To see if things had changed, I compared treatment of the same events in The American Nation: A History of the United States (10th edition) by John A. Garraty and Mark C. Carnes. Published by Pearson Longman in 2000 (new editions of textbooks are released about every four years), it is one of the more commonly used texts.
One thing is evident up front: Americans in uniform played virtually no role in the Cold War, at least in the textbook version of history. Since GIs are absent, we can look only at what importance is attached to key events and how the enemy is portrayed.

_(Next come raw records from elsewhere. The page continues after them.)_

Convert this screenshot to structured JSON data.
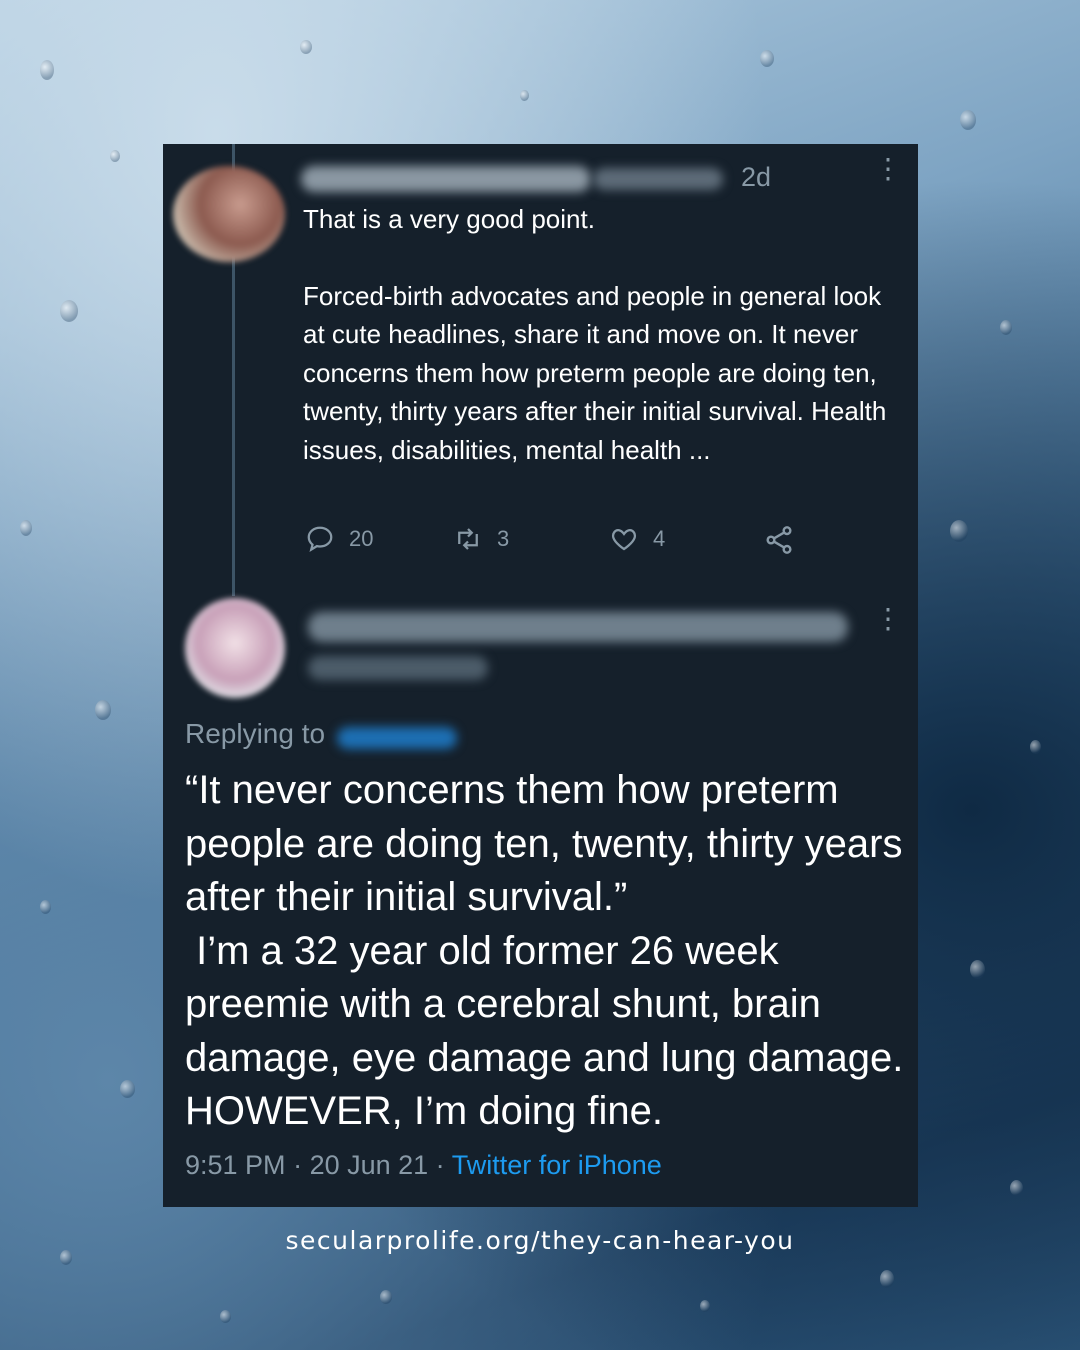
{
  "tweet1": {
    "timestamp": "2d",
    "paragraphs": [
      "That is a very good point.",
      "Forced-birth advocates and people in general look at cute headlines, share it and move on. It never concerns them how preterm people are doing ten, twenty, thirty years after their initial survival. Health issues, disabilities, mental health ..."
    ],
    "actions": {
      "replies": "20",
      "retweets": "3",
      "likes": "4"
    }
  },
  "tweet2": {
    "replying_to_label": "Replying to",
    "text": "“It never concerns them how preterm people are doing ten, twenty, thirty years after their initial survival.”\n I’m a 32 year old former 26 week preemie with a cerebral shunt, brain damage, eye damage and lung damage. HOWEVER, I’m doing fine.",
    "time": "9:51 PM",
    "date": "20 Jun 21",
    "via": "Twitter for iPhone",
    "separator": " · "
  },
  "footer": {
    "url": "secularprolife.org/they-can-hear-you"
  },
  "icons": {
    "reply": "reply-icon",
    "retweet": "retweet-icon",
    "like": "heart-icon",
    "share": "share-icon",
    "more": "more-vertical-icon"
  },
  "colors": {
    "card_bg": "#15202b",
    "muted": "#8899a6",
    "link": "#1d9bf0"
  }
}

These key overseas events include creation of the containment policy/Truman Doctrine, crises in Berlin (airlift, erection and fall of the Wall) and the Cuban Missile Crisis. All of the above were included in a popular history book, What Every American Should Know About American History: 200 Events That Shaped the Nation by Alan Axelrod and Charles Phillips.
Apologizing for Communism

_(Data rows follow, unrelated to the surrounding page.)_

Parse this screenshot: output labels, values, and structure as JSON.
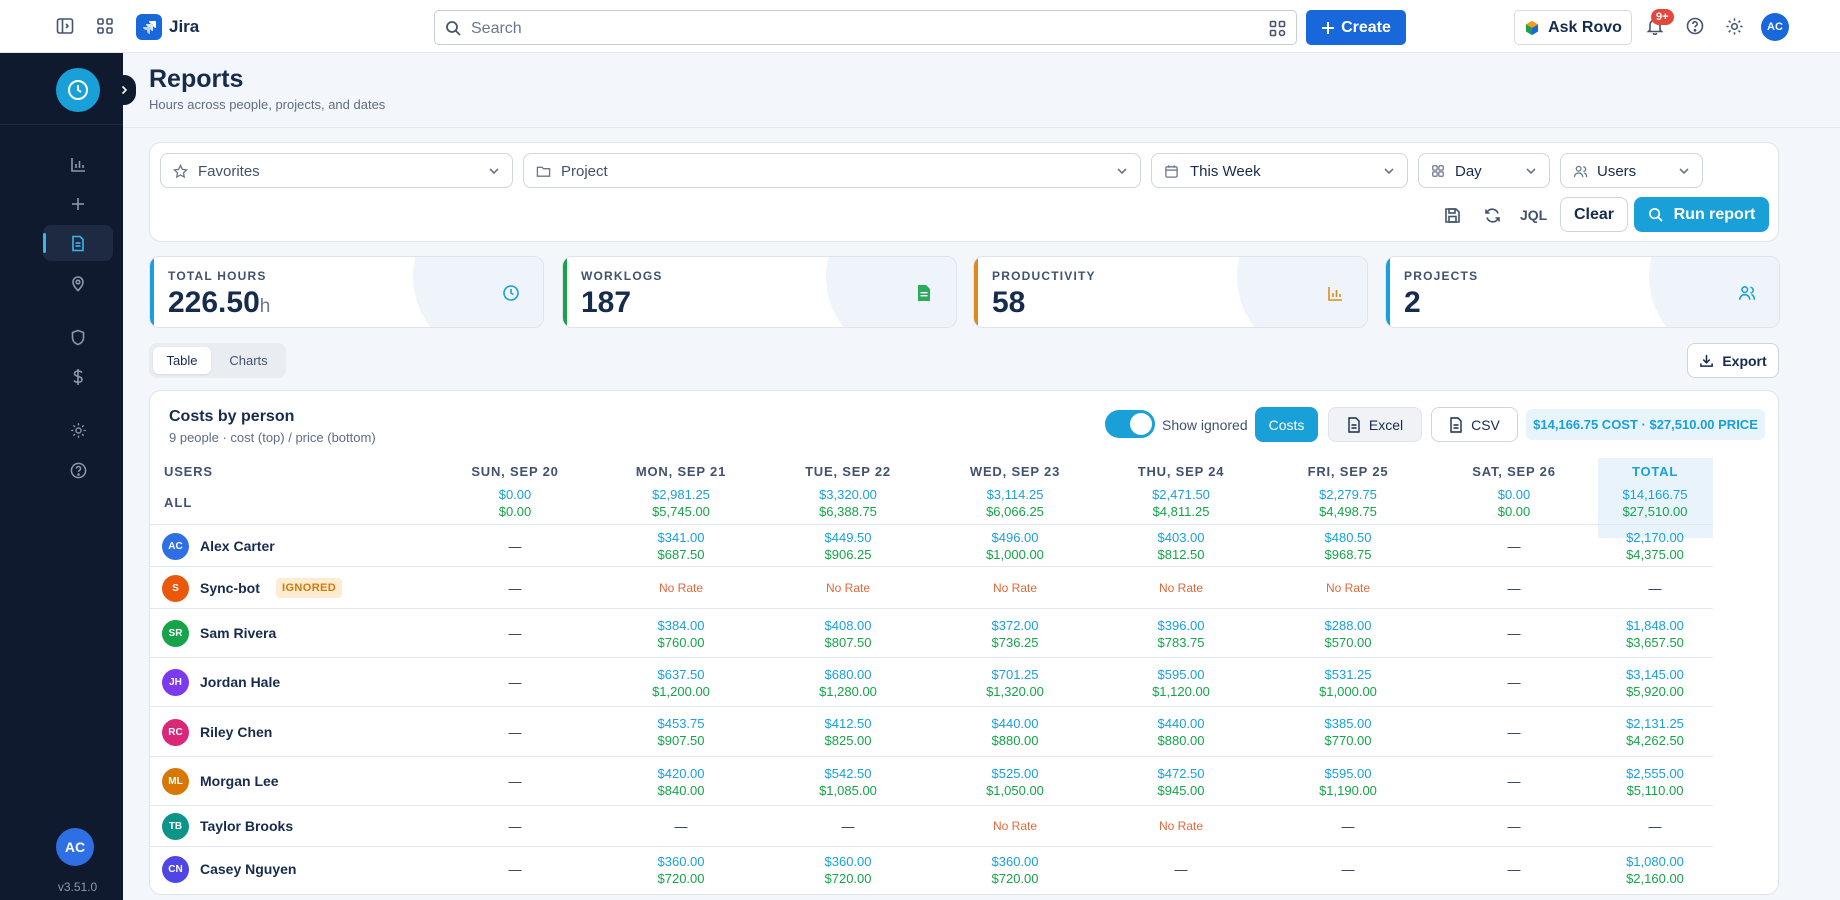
{
  "app": {
    "name": "Jira"
  },
  "topbar": {
    "search_placeholder": "Search",
    "create_label": "Create",
    "rovo_label": "Ask Rovo",
    "notif_count": "9+",
    "user_initials": "AC"
  },
  "sidebar": {
    "user_initials": "AC",
    "version": "v3.51.0"
  },
  "page": {
    "title": "Reports",
    "subtitle": "Hours across people, projects, and dates"
  },
  "filters": {
    "favorites": "Favorites",
    "project": "Project",
    "period": "This Week",
    "granularity": "Day",
    "group": "Users",
    "jql": "JQL",
    "clear": "Clear",
    "run": "Run report"
  },
  "kpis": [
    {
      "label": "TOTAL HOURS",
      "value": "226.50",
      "unit": "h",
      "color": "#1aa0d8"
    },
    {
      "label": "WORKLOGS",
      "value": "187",
      "unit": "",
      "color": "#16a34a"
    },
    {
      "label": "PRODUCTIVITY",
      "value": "58",
      "unit": "",
      "color": "#e08a1e"
    },
    {
      "label": "PROJECTS",
      "value": "2",
      "unit": "",
      "color": "#1aa0d8"
    }
  ],
  "view_tabs": {
    "table": "Table",
    "charts": "Charts",
    "active": "Table"
  },
  "export_label": "Export",
  "panel": {
    "title": "Costs by person",
    "subtitle": "9 people · cost (top) / price (bottom)",
    "show_ignored_label": "Show ignored",
    "costs_label": "Costs",
    "excel_label": "Excel",
    "csv_label": "CSV",
    "summary": "$14,166.75 COST · $27,510.00 PRICE"
  },
  "table": {
    "headers": [
      "USERS",
      "SUN, SEP 20",
      "MON, SEP 21",
      "TUE, SEP 22",
      "WED, SEP 23",
      "THU, SEP 24",
      "FRI, SEP 25",
      "SAT, SEP 26",
      "TOTAL"
    ],
    "all_row": {
      "label": "ALL",
      "cells": [
        [
          "$0.00",
          "$0.00"
        ],
        [
          "$2,981.25",
          "$5,745.00"
        ],
        [
          "$3,320.00",
          "$6,388.75"
        ],
        [
          "$3,114.25",
          "$6,066.25"
        ],
        [
          "$2,471.50",
          "$4,811.25"
        ],
        [
          "$2,279.75",
          "$4,498.75"
        ],
        [
          "$0.00",
          "$0.00"
        ],
        [
          "$14,166.75",
          "$27,510.00"
        ]
      ]
    },
    "ignored_badge": "IGNORED",
    "no_rate": "No Rate",
    "dash": "—",
    "rows": [
      {
        "initials": "AC",
        "name": "Alex Carter",
        "color": "#2f6fe4",
        "cells": [
          "—",
          [
            "$341.00",
            "$687.50"
          ],
          [
            "$449.50",
            "$906.25"
          ],
          [
            "$496.00",
            "$1,000.00"
          ],
          [
            "$403.00",
            "$812.50"
          ],
          [
            "$480.50",
            "$968.75"
          ],
          "—",
          [
            "$2,170.00",
            "$4,375.00"
          ]
        ]
      },
      {
        "initials": "S",
        "name": "Sync-bot",
        "color": "#ea580c",
        "ignored": true,
        "cells": [
          "—",
          "No Rate",
          "No Rate",
          "No Rate",
          "No Rate",
          "No Rate",
          "—",
          "—"
        ]
      },
      {
        "initials": "SR",
        "name": "Sam Rivera",
        "color": "#16a34a",
        "cells": [
          "—",
          [
            "$384.00",
            "$760.00"
          ],
          [
            "$408.00",
            "$807.50"
          ],
          [
            "$372.00",
            "$736.25"
          ],
          [
            "$396.00",
            "$783.75"
          ],
          [
            "$288.00",
            "$570.00"
          ],
          "—",
          [
            "$1,848.00",
            "$3,657.50"
          ]
        ]
      },
      {
        "initials": "JH",
        "name": "Jordan Hale",
        "color": "#7c3aed",
        "cells": [
          "—",
          [
            "$637.50",
            "$1,200.00"
          ],
          [
            "$680.00",
            "$1,280.00"
          ],
          [
            "$701.25",
            "$1,320.00"
          ],
          [
            "$595.00",
            "$1,120.00"
          ],
          [
            "$531.25",
            "$1,000.00"
          ],
          "—",
          [
            "$3,145.00",
            "$5,920.00"
          ]
        ]
      },
      {
        "initials": "RC",
        "name": "Riley Chen",
        "color": "#db2777",
        "cells": [
          "—",
          [
            "$453.75",
            "$907.50"
          ],
          [
            "$412.50",
            "$825.00"
          ],
          [
            "$440.00",
            "$880.00"
          ],
          [
            "$440.00",
            "$880.00"
          ],
          [
            "$385.00",
            "$770.00"
          ],
          "—",
          [
            "$2,131.25",
            "$4,262.50"
          ]
        ]
      },
      {
        "initials": "ML",
        "name": "Morgan Lee",
        "color": "#d97706",
        "cells": [
          "—",
          [
            "$420.00",
            "$840.00"
          ],
          [
            "$542.50",
            "$1,085.00"
          ],
          [
            "$525.00",
            "$1,050.00"
          ],
          [
            "$472.50",
            "$945.00"
          ],
          [
            "$595.00",
            "$1,190.00"
          ],
          "—",
          [
            "$2,555.00",
            "$5,110.00"
          ]
        ]
      },
      {
        "initials": "TB",
        "name": "Taylor Brooks",
        "color": "#0d9488",
        "cells": [
          "—",
          "—",
          "—",
          "No Rate",
          "No Rate",
          "—",
          "—",
          "—"
        ]
      },
      {
        "initials": "CN",
        "name": "Casey Nguyen",
        "color": "#4f46e5",
        "cells": [
          "—",
          [
            "$360.00",
            "$720.00"
          ],
          [
            "$360.00",
            "$720.00"
          ],
          [
            "$360.00",
            "$720.00"
          ],
          "—",
          "—",
          "—",
          [
            "$1,080.00",
            "$2,160.00"
          ]
        ]
      }
    ]
  }
}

Of the six textbooks examined while the Cold War was under way, Discovering American History by Alien O. Kownslar and Donald B. Frizzle was the worst. Published by Holt, Rinehart & Winston in 1974, its relevant chapter was called "The Cold War: Interpreting an Era." Of the chapter's 28 pages, fully 43% were devoted to "McCarthyism," the Left's allencompassing criticism of U.S. actions during the Cold War.
Not merely whitewashing communism, this book actually lauds it. In attempting to indoctrinate the reader, it contains the "greatest amount of systematic bias," Herz found. "One can only marvel at the benefit of the doubt accorded the Soviet system," he wrote. According to Discovering American History, "Under Stalin's rule, the Soviet Union took great strides forward."

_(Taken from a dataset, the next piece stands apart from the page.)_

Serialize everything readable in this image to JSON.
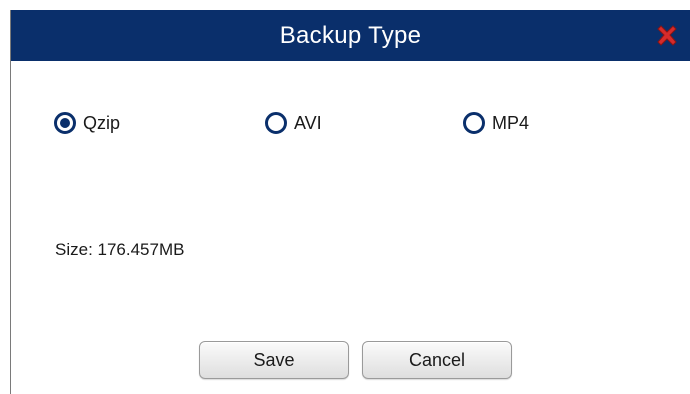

At every opportunity, it exculpates the Kremlin's actions while ignoring the Soviet conquest of East Europe. Excluding the policy of containment, it literally rewrites history claiming Truman's doctrine called for intervention against "democratic revolutions ... anywhere." The Berlin Blockade and Wall are virtually ignored.
The textbook turns a blind eye to the lack of liberties and human rights under communism. Ideological cover is provided to Communist dictators. Cuba's Fidel Castro, for example, is called a "nationalist." In December 1961, Castro had publicly declared: "I am a Marxist-Leninist and will be one until the day I die."
Herz, then a professor of history and diplomacy, concluded that Discovering American History "in effect offers an apologia of communism."
Détente vs. Triumph Over Moscow
Fast-forward 26 years to 2000-almost a decade after the Soviet Union collapsed-when The American Nation was published. This textbook is riddled with statements critical of U.S. policies, while exonerating Communist actions. …